* [Items from an interface collection]
________________
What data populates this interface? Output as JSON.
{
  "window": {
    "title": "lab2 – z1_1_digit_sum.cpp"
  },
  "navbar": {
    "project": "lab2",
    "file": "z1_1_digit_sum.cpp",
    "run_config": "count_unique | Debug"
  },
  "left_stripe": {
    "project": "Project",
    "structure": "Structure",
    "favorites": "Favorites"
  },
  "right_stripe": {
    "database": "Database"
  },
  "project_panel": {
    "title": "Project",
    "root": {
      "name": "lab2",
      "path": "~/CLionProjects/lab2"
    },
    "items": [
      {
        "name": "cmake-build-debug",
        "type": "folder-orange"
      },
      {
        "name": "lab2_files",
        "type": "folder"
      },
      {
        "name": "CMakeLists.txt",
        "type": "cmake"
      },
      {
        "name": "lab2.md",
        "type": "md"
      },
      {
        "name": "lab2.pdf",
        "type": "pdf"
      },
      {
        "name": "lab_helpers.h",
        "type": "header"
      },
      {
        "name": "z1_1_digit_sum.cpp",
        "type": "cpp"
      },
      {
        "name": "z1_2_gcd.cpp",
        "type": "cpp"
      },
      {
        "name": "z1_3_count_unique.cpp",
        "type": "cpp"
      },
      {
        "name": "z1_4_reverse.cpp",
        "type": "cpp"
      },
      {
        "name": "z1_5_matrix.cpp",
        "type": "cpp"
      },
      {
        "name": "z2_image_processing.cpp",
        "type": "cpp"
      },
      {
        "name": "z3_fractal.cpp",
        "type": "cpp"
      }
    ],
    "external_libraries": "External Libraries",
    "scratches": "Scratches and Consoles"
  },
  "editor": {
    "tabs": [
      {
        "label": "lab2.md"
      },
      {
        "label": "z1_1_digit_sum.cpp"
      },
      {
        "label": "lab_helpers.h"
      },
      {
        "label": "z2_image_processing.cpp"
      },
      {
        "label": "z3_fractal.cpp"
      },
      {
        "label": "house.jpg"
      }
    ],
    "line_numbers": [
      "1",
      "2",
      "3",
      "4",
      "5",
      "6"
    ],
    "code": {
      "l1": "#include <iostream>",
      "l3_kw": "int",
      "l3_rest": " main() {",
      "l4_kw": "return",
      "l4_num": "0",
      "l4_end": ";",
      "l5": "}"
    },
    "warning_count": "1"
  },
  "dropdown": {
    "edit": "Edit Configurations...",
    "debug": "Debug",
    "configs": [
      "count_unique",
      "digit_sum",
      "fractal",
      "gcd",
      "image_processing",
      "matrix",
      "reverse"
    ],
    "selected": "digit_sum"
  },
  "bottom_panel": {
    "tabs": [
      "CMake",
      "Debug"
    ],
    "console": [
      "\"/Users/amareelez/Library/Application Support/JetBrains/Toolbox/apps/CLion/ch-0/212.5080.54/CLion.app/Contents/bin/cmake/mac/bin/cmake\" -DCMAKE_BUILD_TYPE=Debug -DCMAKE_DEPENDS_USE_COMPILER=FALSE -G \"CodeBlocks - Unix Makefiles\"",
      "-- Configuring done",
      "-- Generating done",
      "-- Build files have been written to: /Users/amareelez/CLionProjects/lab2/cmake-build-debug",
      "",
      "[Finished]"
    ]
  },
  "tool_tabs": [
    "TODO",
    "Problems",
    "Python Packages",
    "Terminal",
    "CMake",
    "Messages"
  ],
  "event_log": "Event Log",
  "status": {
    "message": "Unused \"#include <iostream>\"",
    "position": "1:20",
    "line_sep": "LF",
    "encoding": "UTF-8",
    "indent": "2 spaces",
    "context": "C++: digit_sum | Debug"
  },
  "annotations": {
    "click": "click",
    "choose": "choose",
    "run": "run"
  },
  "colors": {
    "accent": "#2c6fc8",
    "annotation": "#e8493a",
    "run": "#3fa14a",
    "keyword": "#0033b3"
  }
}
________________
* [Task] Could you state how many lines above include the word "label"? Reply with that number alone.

* [Solution to this problem] 6